• [PROBLEM]:
Copy each line of the data beneath in which the word "Rear" appears.
───── DATA TO PROCESS
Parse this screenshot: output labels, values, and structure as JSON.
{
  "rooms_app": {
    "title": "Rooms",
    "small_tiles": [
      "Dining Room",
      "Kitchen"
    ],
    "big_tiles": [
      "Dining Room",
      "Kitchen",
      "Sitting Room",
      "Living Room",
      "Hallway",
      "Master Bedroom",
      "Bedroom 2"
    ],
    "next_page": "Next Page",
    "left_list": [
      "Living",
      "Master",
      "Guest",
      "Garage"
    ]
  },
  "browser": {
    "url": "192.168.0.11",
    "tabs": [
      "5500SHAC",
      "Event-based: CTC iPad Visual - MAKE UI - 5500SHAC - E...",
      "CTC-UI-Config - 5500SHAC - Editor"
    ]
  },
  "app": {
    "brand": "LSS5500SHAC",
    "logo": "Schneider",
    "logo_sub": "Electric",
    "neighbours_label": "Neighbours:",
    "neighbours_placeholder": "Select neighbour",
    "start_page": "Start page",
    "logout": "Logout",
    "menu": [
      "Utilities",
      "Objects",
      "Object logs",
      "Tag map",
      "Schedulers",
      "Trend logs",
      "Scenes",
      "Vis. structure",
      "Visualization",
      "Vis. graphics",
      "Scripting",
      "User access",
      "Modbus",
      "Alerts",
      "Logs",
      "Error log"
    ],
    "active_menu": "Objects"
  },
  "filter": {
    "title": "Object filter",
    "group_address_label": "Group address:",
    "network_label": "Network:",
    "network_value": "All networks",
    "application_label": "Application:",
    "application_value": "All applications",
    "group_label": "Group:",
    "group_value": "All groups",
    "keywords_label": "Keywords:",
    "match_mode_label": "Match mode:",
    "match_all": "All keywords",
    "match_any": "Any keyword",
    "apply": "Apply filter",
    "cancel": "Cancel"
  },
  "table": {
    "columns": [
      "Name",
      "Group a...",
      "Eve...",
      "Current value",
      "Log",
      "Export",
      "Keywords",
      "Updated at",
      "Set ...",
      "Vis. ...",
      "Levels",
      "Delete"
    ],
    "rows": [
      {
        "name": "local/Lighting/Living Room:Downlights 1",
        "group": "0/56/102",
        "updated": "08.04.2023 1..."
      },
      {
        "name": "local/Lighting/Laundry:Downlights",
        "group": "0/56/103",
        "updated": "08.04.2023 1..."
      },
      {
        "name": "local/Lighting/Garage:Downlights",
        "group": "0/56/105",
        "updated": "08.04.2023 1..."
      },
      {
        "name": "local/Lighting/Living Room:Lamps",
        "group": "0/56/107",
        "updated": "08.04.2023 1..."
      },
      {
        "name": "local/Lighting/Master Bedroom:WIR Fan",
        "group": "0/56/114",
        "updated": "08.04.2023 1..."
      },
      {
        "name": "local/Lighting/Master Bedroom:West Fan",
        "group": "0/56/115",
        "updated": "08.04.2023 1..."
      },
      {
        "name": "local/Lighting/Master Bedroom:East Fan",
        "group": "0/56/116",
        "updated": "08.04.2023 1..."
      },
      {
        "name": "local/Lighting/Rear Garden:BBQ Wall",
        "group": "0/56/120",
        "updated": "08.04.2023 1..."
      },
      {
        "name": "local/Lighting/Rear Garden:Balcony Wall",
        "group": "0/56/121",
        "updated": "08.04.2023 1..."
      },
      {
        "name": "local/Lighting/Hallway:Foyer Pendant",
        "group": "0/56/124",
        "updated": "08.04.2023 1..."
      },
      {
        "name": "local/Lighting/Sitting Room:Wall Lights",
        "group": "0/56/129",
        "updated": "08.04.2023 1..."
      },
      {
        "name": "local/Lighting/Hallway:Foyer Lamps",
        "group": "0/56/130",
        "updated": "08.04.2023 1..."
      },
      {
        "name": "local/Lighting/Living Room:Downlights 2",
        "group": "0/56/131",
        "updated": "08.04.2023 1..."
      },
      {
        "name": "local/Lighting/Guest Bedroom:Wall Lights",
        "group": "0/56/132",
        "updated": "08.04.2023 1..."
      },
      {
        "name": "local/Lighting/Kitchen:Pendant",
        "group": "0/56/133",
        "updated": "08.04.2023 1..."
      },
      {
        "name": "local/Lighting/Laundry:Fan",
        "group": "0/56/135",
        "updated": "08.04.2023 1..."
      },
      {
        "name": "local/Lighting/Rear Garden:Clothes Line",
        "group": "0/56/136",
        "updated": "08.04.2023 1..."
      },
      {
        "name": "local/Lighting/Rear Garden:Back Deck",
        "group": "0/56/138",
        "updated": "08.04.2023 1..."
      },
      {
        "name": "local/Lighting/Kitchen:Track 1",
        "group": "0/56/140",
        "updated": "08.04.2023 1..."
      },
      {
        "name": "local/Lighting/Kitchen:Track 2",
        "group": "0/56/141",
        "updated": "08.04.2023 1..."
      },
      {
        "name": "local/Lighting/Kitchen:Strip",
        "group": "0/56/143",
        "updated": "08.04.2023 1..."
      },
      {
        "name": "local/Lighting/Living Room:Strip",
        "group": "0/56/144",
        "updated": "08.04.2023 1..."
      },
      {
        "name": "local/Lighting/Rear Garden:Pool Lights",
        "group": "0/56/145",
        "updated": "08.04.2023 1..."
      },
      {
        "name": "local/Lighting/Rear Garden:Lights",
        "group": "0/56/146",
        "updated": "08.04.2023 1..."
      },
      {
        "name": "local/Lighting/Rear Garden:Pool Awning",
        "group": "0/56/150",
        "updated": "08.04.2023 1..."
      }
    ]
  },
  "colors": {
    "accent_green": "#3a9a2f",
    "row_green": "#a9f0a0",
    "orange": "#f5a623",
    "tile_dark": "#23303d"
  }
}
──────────
• [SOLUTION BELOW]:
        "name": "local/Lighting/Rear Garden:BBQ Wall",
        "name": "local/Lighting/Rear Garden:Balcony Wall",
        "name": "local/Lighting/Rear Garden:Clothes Line",
        "name": "local/Lighting/Rear Garden:Back Deck",
        "name": "local/Lighting/Rear Garden:Pool Lights",
        "name": "local/Lighting/Rear Garden:Lights",
        "name": "local/Lighting/Rear Garden:Pool Awning",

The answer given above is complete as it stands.